LULU California Bistro
The episode begins with Gorder and Lordimer dining on the patio of LULU California Bistro in downtown Palm Springs.
LULU California Bistro, 200 S Palm Canyon Dr, Palm Springs, (760) 327-5858
The Stay Here hosts and owners head to grace home in the uptown design district of Palm Springs to shop for modern furniture and decor. They also spend a good amount of time appreciating an old-school photo of a Palm Springs pool party at the store that doesn’t believe in putting capital letters on their sign.
Grace Home Furnishings, 1001 N Palm Canyon Dr, Palm Springs, (760) 904-6337
Mr. Lyons Streakhouse in Palm Springs

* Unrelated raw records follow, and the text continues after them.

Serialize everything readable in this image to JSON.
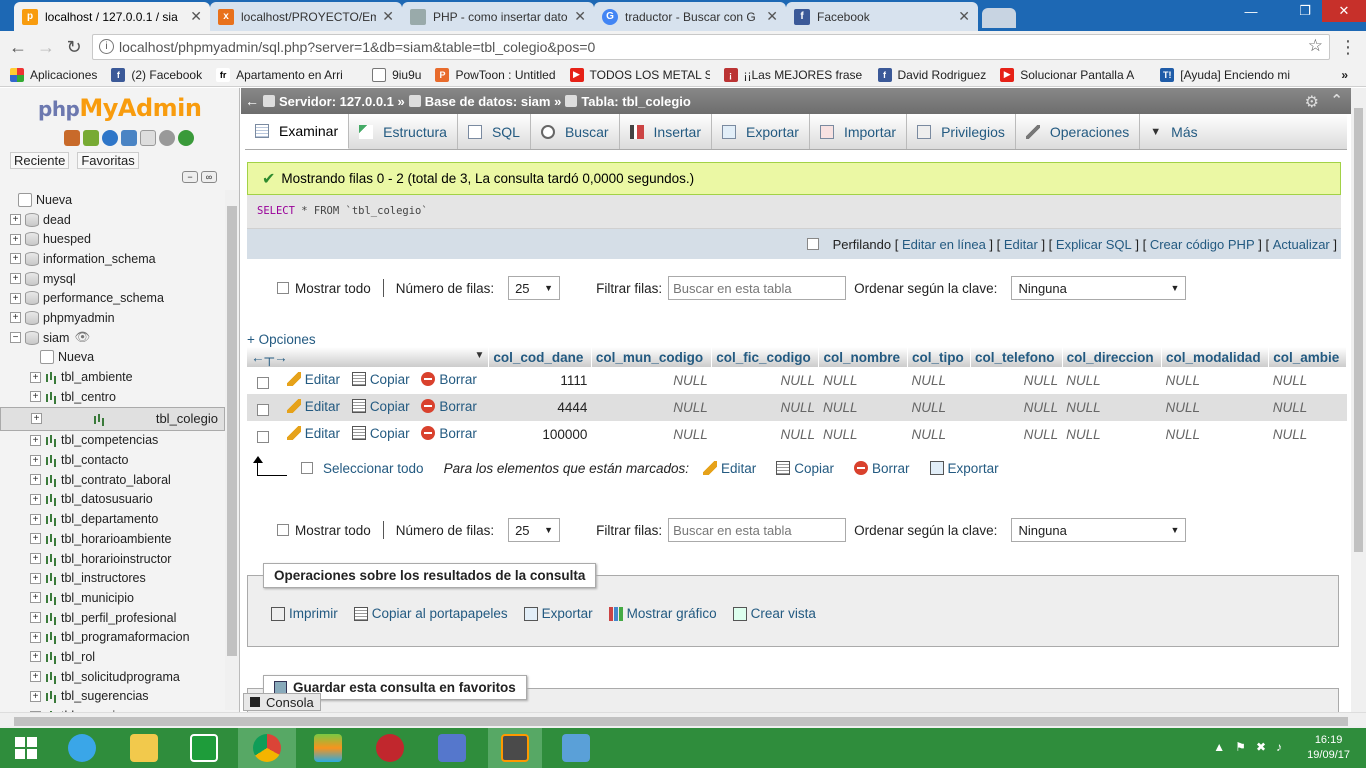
{
  "browser": {
    "tabs": [
      {
        "title": "localhost / 127.0.0.1 / sia",
        "icon": "phpmyadmin-icon",
        "active": true
      },
      {
        "title": "localhost/PROYECTO/Em",
        "icon": "xampp-icon",
        "active": false
      },
      {
        "title": "PHP - como insertar dato",
        "icon": "page-icon",
        "active": false
      },
      {
        "title": "traductor - Buscar con G",
        "icon": "google-icon",
        "active": false
      },
      {
        "title": "Facebook",
        "icon": "facebook-icon",
        "active": false
      }
    ],
    "url": "localhost/phpmyadmin/sql.php?server=1&db=siam&table=tbl_colegio&pos=0",
    "bookmarks": [
      {
        "label": "Aplicaciones",
        "icon": "apps-icon"
      },
      {
        "label": "(2) Facebook",
        "icon": "facebook-icon"
      },
      {
        "label": "Apartamento en Arri",
        "icon": "fr-icon"
      },
      {
        "label": "9iu9u",
        "icon": "page-icon"
      },
      {
        "label": "PowToon : Untitled",
        "icon": "pt-icon"
      },
      {
        "label": "TODOS LOS METAL S",
        "icon": "youtube-icon"
      },
      {
        "label": "¡¡Las MEJORES frase",
        "icon": "quote-icon"
      },
      {
        "label": "David Rodriguez",
        "icon": "facebook-icon"
      },
      {
        "label": "Solucionar Pantalla A",
        "icon": "youtube-icon"
      },
      {
        "label": "[Ayuda] Enciendo mi",
        "icon": "t-icon"
      }
    ]
  },
  "sidebar": {
    "logo_php": "php",
    "logo_ma": "MyAdmin",
    "tab_recent": "Reciente",
    "tab_favorites": "Favoritas",
    "tree": [
      {
        "label": "Nueva",
        "kind": "new",
        "level": 0
      },
      {
        "label": "dead",
        "kind": "db",
        "level": 0
      },
      {
        "label": "huesped",
        "kind": "db",
        "level": 0
      },
      {
        "label": "information_schema",
        "kind": "db",
        "level": 0
      },
      {
        "label": "mysql",
        "kind": "db",
        "level": 0
      },
      {
        "label": "performance_schema",
        "kind": "db",
        "level": 0
      },
      {
        "label": "phpmyadmin",
        "kind": "db",
        "level": 0
      },
      {
        "label": "siam",
        "kind": "db-open",
        "level": 0
      },
      {
        "label": "Nueva",
        "kind": "new",
        "level": 1
      },
      {
        "label": "tbl_ambiente",
        "kind": "table",
        "level": 1
      },
      {
        "label": "tbl_centro",
        "kind": "table",
        "level": 1
      },
      {
        "label": "tbl_colegio",
        "kind": "table",
        "level": 1,
        "selected": true
      },
      {
        "label": "tbl_competencias",
        "kind": "table",
        "level": 1
      },
      {
        "label": "tbl_contacto",
        "kind": "table",
        "level": 1
      },
      {
        "label": "tbl_contrato_laboral",
        "kind": "table",
        "level": 1
      },
      {
        "label": "tbl_datosusuario",
        "kind": "table",
        "level": 1
      },
      {
        "label": "tbl_departamento",
        "kind": "table",
        "level": 1
      },
      {
        "label": "tbl_horarioambiente",
        "kind": "table",
        "level": 1
      },
      {
        "label": "tbl_horarioinstructor",
        "kind": "table",
        "level": 1
      },
      {
        "label": "tbl_instructores",
        "kind": "table",
        "level": 1
      },
      {
        "label": "tbl_municipio",
        "kind": "table",
        "level": 1
      },
      {
        "label": "tbl_perfil_profesional",
        "kind": "table",
        "level": 1
      },
      {
        "label": "tbl_programaformacion",
        "kind": "table",
        "level": 1
      },
      {
        "label": "tbl_rol",
        "kind": "table",
        "level": 1
      },
      {
        "label": "tbl_solicitudprograma",
        "kind": "table",
        "level": 1
      },
      {
        "label": "tbl_sugerencias",
        "kind": "table",
        "level": 1
      },
      {
        "label": "tbl_usuario",
        "kind": "table",
        "level": 1
      }
    ]
  },
  "breadcrumb": {
    "server": "Servidor: 127.0.0.1 »",
    "database": "Base de datos: siam »",
    "table": "Tabla: tbl_colegio"
  },
  "menu": [
    {
      "label": "Examinar",
      "active": true
    },
    {
      "label": "Estructura"
    },
    {
      "label": "SQL"
    },
    {
      "label": "Buscar"
    },
    {
      "label": "Insertar"
    },
    {
      "label": "Exportar"
    },
    {
      "label": "Importar"
    },
    {
      "label": "Privilegios"
    },
    {
      "label": "Operaciones"
    },
    {
      "label": "Más"
    }
  ],
  "message": "Mostrando filas 0 - 2 (total de 3, La consulta tardó 0,0000 segundos.)",
  "sql": {
    "keyword": "SELECT",
    "rest": " * FROM `tbl_colegio`"
  },
  "profiling": {
    "label": "Perfilando",
    "links": [
      "Editar en línea",
      "Editar",
      "Explicar SQL",
      "Crear código PHP",
      "Actualizar"
    ]
  },
  "nav": {
    "show_all": "Mostrar todo",
    "rows_label": "Número de filas:",
    "rows_value": "25",
    "filter_label": "Filtrar filas:",
    "filter_placeholder": "Buscar en esta tabla",
    "sort_label": "Ordenar según la clave:",
    "sort_value": "Ninguna"
  },
  "options_link": "+ Opciones",
  "table": {
    "columns": [
      "col_cod_dane",
      "col_mun_codigo",
      "col_fic_codigo",
      "col_nombre",
      "col_tipo",
      "col_telefono",
      "col_direccion",
      "col_modalidad",
      "col_ambie"
    ],
    "row_actions": {
      "edit": "Editar",
      "copy": "Copiar",
      "delete": "Borrar"
    },
    "rows": [
      [
        "1111",
        "NULL",
        "NULL",
        "NULL",
        "NULL",
        "NULL",
        "NULL",
        "NULL",
        "NULL"
      ],
      [
        "4444",
        "NULL",
        "NULL",
        "NULL",
        "NULL",
        "NULL",
        "NULL",
        "NULL",
        "NULL"
      ],
      [
        "100000",
        "NULL",
        "NULL",
        "NULL",
        "NULL",
        "NULL",
        "NULL",
        "NULL",
        "NULL"
      ]
    ]
  },
  "bulk": {
    "select_all": "Seleccionar todo",
    "marked_label": "Para los elementos que están marcados:",
    "edit": "Editar",
    "copy": "Copiar",
    "delete": "Borrar",
    "export": "Exportar"
  },
  "ops": {
    "title": "Operaciones sobre los resultados de la consulta",
    "links": [
      "Imprimir",
      "Copiar al portapapeles",
      "Exportar",
      "Mostrar gráfico",
      "Crear vista"
    ]
  },
  "favorites_title": "Guardar esta consulta en favoritos",
  "console_label": "Consola",
  "clock": {
    "time": "16:19",
    "date": "19/09/17"
  }
}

A table for five is set at the steakhouse for Gorder, Lordimer, Ryan, Jess, and Mike (no last name given) who represents Acme House Company, a Palm Springs vacation home rental company – who is stoked about how preserved the home is. He reassures the homeowners that there probably won’t be any problems renting their place out as people who rent it watch a video and a concierge meets them when they check in to make sure they are who they say they are. Mike also says that the company has had just two issues with rentals but nothing at “armageddon” level.
Mr. Lyons Steakhouse, 233 E Palm Canyon Dr, Palm Springs, (760) 327-1551
Where is this house?
The home is in the Twin Palms Neighborhood of Palm Springs and is located at 2055 South Joshua Tree Place.
How Do I Rent the Home?
Ahh yes, the whole reason you came to this post – because you want to party like it’s 1969. Well, here’s the deal:
We looked all over the website for Acme House Company and though there were a lot of other homes in the area are featured in the listings, the “Palm Springs Time Machine” was not one of them.
So Cactus Hugs reached out to Acme and were told that the house is awaiting approval for a permit from the city of Palm Springs to be a short-term vacation rental. Acme said that once approved, the home will be included in their listings. But wait, after our phone call to Acme, we found this…
Update: Looks like the place has its own website and its showing as allowing rentals now. A three-night minimum is required. Rates for the place are $1,000 nightly, $7,000 weekly, and, you guessed it, $30,000 monthly. There is also a $250 cleaning charge.